Antiepileptic drugs such as phenytoin, levetiracetam, and valproic acid may not result in improvements in neurologic outcomes or reductions in seizure activity in patients with spontaneous intracerebral hemorrhage (ICH), study results published in the Annals of Emergency Medicine suggest.

The study was a meta-analysis of 8 trials that included 4211 adult patients with spontaneous ICH. Only studies that compared prophylactic antiepileptic therapy vs no preventive therapy were included in the analysis.

Related Articles

The researchers included 4 studies of phenytoin, 2 studies of levetiracetam, 1 study of valproic acid, and 1 that did not specify the primary antiepileptic therapy used. Poor clinical outcome at the longest recorded follow-up, defined as a modified Rankin Scale score >3 or all-cause mortality, comprised the primary outcome. An additional secondary outcome was seizure incidence at follow-up.

Continue Reading

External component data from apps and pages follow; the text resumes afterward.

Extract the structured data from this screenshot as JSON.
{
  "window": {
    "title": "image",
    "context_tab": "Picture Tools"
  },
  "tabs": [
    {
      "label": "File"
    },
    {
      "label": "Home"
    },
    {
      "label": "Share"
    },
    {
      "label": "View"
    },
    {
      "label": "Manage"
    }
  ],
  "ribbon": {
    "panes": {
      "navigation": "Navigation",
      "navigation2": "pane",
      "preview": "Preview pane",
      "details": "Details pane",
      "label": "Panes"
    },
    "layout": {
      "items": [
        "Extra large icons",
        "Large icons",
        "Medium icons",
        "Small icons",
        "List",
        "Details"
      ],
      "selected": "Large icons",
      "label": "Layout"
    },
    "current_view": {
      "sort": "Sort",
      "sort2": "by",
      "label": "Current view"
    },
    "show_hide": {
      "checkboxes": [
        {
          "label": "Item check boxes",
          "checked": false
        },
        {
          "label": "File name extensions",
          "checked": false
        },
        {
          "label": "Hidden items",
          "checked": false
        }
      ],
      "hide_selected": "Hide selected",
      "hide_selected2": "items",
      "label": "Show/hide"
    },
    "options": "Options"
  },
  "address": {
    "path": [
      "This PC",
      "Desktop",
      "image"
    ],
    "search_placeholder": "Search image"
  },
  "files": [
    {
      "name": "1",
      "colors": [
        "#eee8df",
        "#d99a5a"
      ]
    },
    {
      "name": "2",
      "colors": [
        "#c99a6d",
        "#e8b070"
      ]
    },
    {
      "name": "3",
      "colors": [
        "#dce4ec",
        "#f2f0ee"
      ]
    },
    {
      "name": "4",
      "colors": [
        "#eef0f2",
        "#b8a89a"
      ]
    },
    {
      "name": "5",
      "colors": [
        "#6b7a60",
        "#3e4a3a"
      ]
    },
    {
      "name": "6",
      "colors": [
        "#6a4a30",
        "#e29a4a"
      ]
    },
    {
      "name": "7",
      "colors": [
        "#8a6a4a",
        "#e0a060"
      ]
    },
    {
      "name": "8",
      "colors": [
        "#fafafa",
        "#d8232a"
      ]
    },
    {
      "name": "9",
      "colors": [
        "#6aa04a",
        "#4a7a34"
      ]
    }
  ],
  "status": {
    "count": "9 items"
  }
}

A total of 4 studies had a maximum follow-up of 90 days, and 1 study used either 12 months, 30 days, hospital discharge, or hospitalization duration as the follow-up period. In the pooled meta-analysis of 7 studies that evaluated several antiepileptic agents vs control, there was no difference between the 2 groups in terms of neurologic outcome or all-cause mortality (odds ratio [OR], 0.99; 95% CI, 0.66-1.49; heterogeneity [I2], 64.5). There was also no difference between antiepileptic agents and controls in terms of incident seizures (OR, 0.89; 95% CI, 0.52-1.51; I2, 0). The investigators found no evidence indicating publication bias in the studies.

A limitation of the meta-analysis was the inclusion of predominantly observational and retrospective studies.

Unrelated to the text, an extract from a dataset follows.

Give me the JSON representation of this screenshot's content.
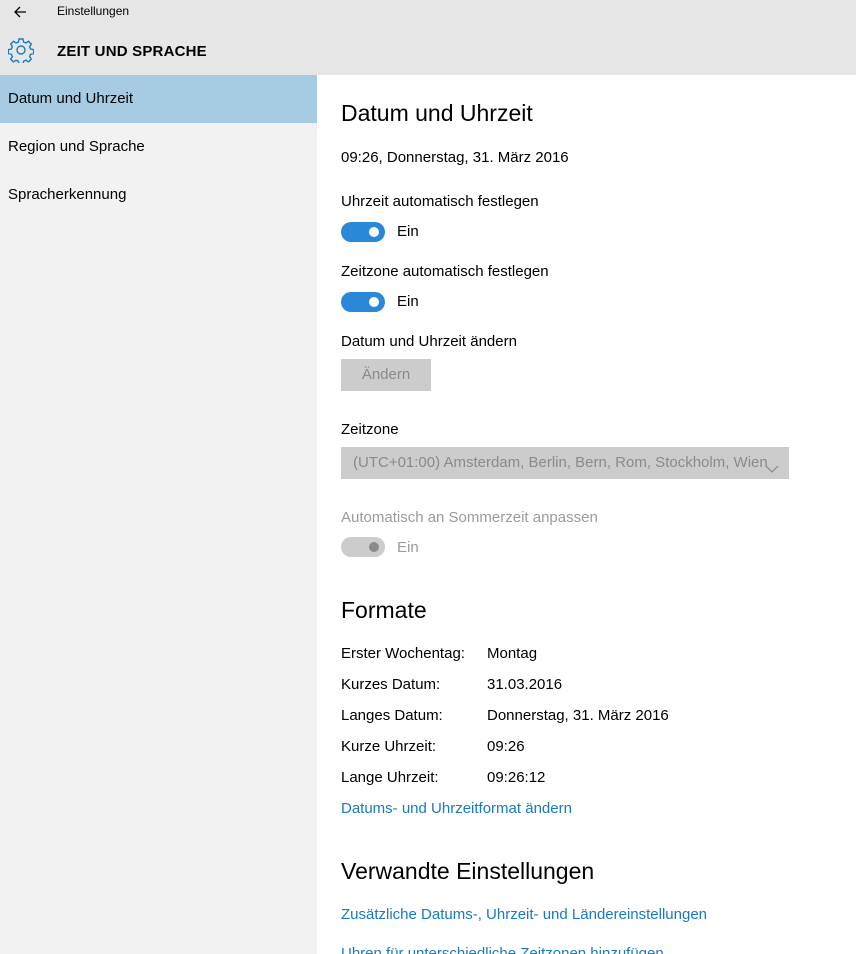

The findings from this study do not appear to “support routine use of an antiepileptic drug for primary seizure prevention in adults with spontaneous intracerebral hemorrhage.” The study investigators do, however, believe that “there remains a need for further randomized data with consideration of patient injury severity.”

Disclosure: None of the study authors declared affiliations with the pharmaceutical industry. Please see the original reference for a full list of authors’ disclosures.


Long B, April MD. Do antiepileptics reduce the risk of poor neurologic outcomes and prevent seizures in patients with spontaneous intracerebral hemorrhage [published online July 17, 2019] Ann Emerg Med. doi:10.1016/j.annemergmed.2019.06.013